_TASK BRIEF_. Which lines of the data contain the string "Laith"? Show each of them.

_EXTRACTED MATERIAL_.
....................

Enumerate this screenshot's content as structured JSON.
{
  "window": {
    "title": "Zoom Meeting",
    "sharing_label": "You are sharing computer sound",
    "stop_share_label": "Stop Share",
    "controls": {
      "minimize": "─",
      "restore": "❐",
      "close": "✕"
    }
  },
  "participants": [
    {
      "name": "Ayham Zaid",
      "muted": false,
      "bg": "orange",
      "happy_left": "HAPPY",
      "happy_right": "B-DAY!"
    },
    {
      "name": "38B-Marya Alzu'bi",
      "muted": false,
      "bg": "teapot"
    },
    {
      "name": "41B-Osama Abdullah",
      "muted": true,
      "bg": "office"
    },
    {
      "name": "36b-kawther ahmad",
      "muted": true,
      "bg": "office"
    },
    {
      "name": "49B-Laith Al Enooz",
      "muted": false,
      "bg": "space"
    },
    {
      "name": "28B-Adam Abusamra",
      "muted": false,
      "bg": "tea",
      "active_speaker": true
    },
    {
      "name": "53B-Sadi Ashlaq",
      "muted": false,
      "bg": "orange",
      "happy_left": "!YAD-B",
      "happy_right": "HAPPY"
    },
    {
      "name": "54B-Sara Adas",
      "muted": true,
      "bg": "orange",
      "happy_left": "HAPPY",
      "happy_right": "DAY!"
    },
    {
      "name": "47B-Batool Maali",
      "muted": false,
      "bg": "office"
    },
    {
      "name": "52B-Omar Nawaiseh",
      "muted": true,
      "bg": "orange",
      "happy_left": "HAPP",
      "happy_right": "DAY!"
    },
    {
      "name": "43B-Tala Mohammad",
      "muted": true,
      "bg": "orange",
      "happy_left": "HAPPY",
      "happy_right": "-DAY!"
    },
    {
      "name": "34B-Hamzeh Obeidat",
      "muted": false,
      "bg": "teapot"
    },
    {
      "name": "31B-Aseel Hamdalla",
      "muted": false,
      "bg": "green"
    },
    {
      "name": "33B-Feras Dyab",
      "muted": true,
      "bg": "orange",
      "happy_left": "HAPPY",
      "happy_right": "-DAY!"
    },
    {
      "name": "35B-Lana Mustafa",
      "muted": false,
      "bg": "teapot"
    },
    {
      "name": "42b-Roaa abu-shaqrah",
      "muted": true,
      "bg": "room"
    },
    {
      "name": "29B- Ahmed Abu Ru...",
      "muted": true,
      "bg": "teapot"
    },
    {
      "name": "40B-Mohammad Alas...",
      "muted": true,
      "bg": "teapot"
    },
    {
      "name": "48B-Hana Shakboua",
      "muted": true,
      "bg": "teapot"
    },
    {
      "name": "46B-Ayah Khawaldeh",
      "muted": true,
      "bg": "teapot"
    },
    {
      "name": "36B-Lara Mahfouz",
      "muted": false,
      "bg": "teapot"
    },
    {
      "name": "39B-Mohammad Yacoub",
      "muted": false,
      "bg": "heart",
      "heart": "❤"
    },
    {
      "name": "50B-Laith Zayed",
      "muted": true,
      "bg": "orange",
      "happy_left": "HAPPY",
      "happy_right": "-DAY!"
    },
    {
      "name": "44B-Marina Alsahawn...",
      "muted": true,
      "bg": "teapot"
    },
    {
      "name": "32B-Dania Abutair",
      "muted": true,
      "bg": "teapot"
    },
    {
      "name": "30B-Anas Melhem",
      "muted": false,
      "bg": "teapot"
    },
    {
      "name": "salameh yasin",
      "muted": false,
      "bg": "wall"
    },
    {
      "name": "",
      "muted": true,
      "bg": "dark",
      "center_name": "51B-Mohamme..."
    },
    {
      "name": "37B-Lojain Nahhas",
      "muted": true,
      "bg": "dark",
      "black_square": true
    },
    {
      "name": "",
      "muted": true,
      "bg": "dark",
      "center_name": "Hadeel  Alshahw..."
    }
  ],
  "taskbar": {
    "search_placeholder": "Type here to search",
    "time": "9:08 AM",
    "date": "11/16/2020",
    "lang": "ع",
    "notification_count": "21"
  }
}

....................

_OUTPUT BELOW_.
      "name": "49B-Laith Al Enooz",
      "name": "50B-Laith Zayed",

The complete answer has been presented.